Oh, we are not legally enslaved. We may have no first-hand experience of racial or gender or economic oppression. It may be that we have never been left out or discriminated against because of who we are or whom we love. We may even think have everyone and everything we need.
And then Advent comes along or—if we’re not the liturgical type,—the promise of the wonder and joy of Christmas. And we feel a familiar ache in our hearts.
We may chalk it up to nostalgia. We may write it off as little more than stress or sentimentality.
But I’m going to go out on a limb here: I’m going to say that the ache we feel, the sense of longing that surfaces when we sing a favorite carol or hang a special ornament on the tree has less to do with Christmas itself than with the essence of our humanity.

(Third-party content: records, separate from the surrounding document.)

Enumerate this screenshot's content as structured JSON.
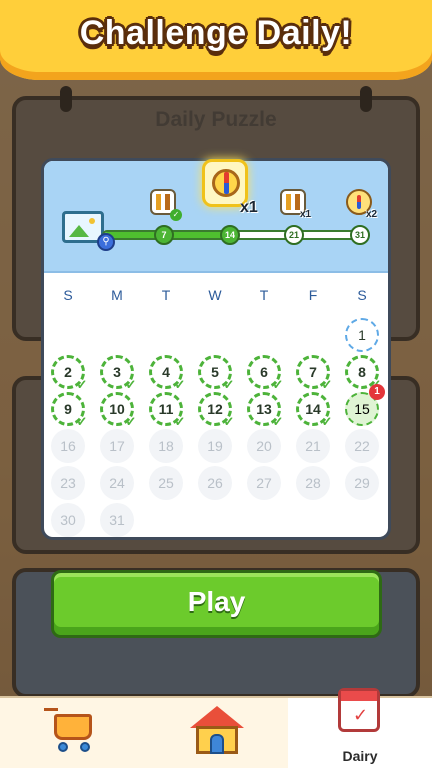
{
  "header": {
    "title": "Challenge Daily!"
  },
  "background": {
    "title": "Daily Puzzle"
  },
  "calendar": {
    "weekdays": [
      "S",
      "M",
      "T",
      "W",
      "T",
      "F",
      "S"
    ],
    "progress": {
      "milestones": [
        "7",
        "14",
        "21",
        "31"
      ],
      "reached_count": 2,
      "rewards": [
        {
          "icon": "hint-bars-icon",
          "multiplier": ""
        },
        {
          "icon": "compass-icon",
          "multiplier": "x1"
        },
        {
          "icon": "hint-bars-icon",
          "multiplier": "x1"
        },
        {
          "icon": "compass-icon",
          "multiplier": "x2"
        }
      ]
    },
    "days": [
      "1",
      "2",
      "3",
      "4",
      "5",
      "6",
      "7",
      "8",
      "9",
      "10",
      "11",
      "12",
      "13",
      "14",
      "15",
      "16",
      "17",
      "18",
      "19",
      "20",
      "21",
      "22",
      "23",
      "24",
      "25",
      "26",
      "27",
      "28",
      "29",
      "30",
      "31"
    ],
    "completed_days": [
      2,
      3,
      4,
      5,
      6,
      7,
      8,
      9,
      10,
      11,
      12,
      13,
      14
    ],
    "current_day": 15,
    "current_day_badge": "1"
  },
  "play_button": {
    "label": "Play"
  },
  "nav": {
    "items": [
      {
        "icon": "shopping-cart-icon",
        "label": ""
      },
      {
        "icon": "home-icon",
        "label": ""
      },
      {
        "icon": "calendar-icon",
        "label": "Dairy"
      }
    ]
  },
  "colors": {
    "accent_green": "#6ccb2c",
    "header_yellow": "#ffcf3a",
    "modal_header_blue": "#a9d4f5",
    "badge_red": "#e4353a"
  }
}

I’m going to go still further and say that this essence is a built-in yearning for our Creator; the Holy One who created us in love, for love. This is the Love who created us in goodness for wholeness; the God of hope and promise whose loving commitment to us is so long and wide and deep and high, whose longing for us and our joy is so absolute, that the Cosmic Christ emptied himself and, taking the form of a slave, was born in human likeness. And that humanity—which is to say physical weakness, vulnerability to all that is harmful, and the potential for divinity—meant being born in poverty as the child of a young, unmarried woman living under the oppression of both patriarchy and Roman occupation.
It is a grand, hard-to-believe story: that God is always and forever with us. That the Holy One is forever and always intervening in human history through people at the bottom and on the margins of unjust systems of power. That the Creator of All cares about us enough to become one of us. That the God Who Pays Attention hears our prayers. And that this Life-giving Presence and Intervening Love is always and forever coming ‘round again.
It is a grand, hard-to-believe story, and it may also be the truest thing there is.
God knows that in these days when so much has changed and so little is certain, when the ground keeps shifting, racism continues to kill, the coronavirus keeps mutating, and Covid-19 cases are again on the rise, we all need to know that some things will never change. We all need to be able to trust that there is something—someone—who will always be true.
In these times when we are so aware of all that is all that is unjust, divisive, threatening, and heartbreaking, we need to know that we are not alone in wanting things to be different and working to make them so. And we need the courage and the spiritual wherewithal to live in hope, as if we believe—no matter what the present circumstances—that God’s peace and justice are on the way, that even in the darkest night the dawn is coming, that even when so much seems to be changing or even ending, a new and better time is being born.
“How can this be?” the young girl Mary asked the angel Gabriel after he told her she would bear a son named Jesus. In that moment, Mary was most likely thinking of biology, but soon she would also be wondering about the angel’s portrayal of a never-ending rule and an upside-down future.
“Wait. What?” she said. “How can this be?”
Nothing Gabriel had said had made any sense to her, but then the angel added, “For nothing will be impossible with God.”
It was this hope that sustained a poor, unmarried girl from the hills of Galilee. And it is this hope in God and God’s grand, hard-to-believe story that, if we let it, will sustain us.
And so we watch and wait, trusting in this one true thing: that God’s love is always with us, and always coming again. And so we prepare our hearts for a coming we can barely imagine, trusting that this hope will not disappoint us.